Sweden, that 'wonderful land' of tall healthy blond people, the land of the Nobel peace prize, of the goodness of socialism etc, has had its almost impeccable image besmirched.
British customers were so mad about Ikea in the 1990s, so in love with their yellow bags (that you feel desperate to fill up), their yellow arrows (that control one's every move herding you around like penned sheep), that their management decided to charge Brits more for their goods than other countries, and use the extra profits to expand and build up their network of branches. More fool us.
Cheap raw materials are the key to Ikea's low prices, 'instead of using the best, they use the cheapest' says Stenebo in his book.
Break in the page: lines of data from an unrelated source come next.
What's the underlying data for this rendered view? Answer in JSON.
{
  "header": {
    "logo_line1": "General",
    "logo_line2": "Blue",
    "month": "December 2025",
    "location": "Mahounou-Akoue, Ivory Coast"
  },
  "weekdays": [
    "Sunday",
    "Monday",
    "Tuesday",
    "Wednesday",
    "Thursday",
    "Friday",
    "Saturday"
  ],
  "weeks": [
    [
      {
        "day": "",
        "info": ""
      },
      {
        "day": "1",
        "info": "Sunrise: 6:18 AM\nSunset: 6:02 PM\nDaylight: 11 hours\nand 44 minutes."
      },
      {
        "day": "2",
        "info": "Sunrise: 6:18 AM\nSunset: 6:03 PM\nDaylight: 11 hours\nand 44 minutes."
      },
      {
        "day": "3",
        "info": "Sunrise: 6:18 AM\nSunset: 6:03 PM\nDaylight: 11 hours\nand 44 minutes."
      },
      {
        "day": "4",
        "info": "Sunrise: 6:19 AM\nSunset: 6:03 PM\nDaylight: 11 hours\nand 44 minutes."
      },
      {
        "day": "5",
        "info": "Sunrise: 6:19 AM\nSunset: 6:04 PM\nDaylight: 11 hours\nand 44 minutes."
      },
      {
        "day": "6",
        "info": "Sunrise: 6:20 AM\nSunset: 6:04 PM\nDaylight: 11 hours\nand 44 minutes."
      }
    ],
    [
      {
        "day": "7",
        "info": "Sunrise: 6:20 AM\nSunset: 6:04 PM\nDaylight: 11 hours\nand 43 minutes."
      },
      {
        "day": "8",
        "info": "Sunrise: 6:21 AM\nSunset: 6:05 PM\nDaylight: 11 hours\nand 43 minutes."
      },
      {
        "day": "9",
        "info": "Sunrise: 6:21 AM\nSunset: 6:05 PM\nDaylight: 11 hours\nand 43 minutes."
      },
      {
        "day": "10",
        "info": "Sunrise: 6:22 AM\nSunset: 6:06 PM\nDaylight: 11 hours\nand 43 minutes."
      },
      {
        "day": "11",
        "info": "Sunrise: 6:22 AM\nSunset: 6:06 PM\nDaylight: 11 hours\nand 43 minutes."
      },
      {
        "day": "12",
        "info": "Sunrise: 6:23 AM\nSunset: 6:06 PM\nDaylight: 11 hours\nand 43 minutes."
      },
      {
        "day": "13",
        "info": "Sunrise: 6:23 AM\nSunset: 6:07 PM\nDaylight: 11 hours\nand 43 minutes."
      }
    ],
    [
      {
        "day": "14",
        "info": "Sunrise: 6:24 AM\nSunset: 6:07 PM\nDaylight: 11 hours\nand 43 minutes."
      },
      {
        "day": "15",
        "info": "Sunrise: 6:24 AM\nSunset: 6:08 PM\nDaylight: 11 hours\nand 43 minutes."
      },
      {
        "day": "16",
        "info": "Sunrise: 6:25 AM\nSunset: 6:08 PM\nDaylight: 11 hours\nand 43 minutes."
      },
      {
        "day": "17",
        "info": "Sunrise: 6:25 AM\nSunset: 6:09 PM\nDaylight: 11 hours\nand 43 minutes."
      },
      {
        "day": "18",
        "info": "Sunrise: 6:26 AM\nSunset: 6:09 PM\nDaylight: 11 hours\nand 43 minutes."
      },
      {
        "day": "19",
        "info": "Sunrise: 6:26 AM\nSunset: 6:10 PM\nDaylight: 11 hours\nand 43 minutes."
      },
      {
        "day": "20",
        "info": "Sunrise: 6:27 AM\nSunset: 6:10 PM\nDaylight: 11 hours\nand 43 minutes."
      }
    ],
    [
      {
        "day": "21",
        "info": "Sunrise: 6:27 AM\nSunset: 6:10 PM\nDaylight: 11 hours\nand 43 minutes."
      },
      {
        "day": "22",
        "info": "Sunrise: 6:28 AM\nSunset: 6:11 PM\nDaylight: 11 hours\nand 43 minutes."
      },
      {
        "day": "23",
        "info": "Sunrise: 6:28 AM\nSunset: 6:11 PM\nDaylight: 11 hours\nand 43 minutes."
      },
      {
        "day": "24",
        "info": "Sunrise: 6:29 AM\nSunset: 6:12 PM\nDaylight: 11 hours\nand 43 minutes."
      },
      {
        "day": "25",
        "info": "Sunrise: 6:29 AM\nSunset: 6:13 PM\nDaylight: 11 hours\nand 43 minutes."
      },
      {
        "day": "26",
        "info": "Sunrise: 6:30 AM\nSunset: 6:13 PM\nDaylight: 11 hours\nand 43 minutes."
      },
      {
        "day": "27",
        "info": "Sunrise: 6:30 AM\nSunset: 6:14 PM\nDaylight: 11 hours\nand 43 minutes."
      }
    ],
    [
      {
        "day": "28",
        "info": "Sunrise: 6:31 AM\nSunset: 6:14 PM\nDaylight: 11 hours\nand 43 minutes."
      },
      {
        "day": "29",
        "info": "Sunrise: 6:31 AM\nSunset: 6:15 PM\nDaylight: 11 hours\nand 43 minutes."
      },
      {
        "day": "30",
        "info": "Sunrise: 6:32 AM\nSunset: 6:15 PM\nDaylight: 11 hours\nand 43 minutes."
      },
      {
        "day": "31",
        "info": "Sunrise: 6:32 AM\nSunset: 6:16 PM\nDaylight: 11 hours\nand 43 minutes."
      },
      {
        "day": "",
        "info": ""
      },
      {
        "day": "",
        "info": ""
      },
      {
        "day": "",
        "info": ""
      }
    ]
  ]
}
During the year a mere 13.1% tax was paid, and their green credentials are minimal despite their exaggerated claims.
All in all this has been a bad week for Sweden, let's hope they will take some positive steps to improve their image, drop the charges against Julian Assange, and make sure Ikea cleans up its act, and we should all make a New Years resolution to be more sceptical.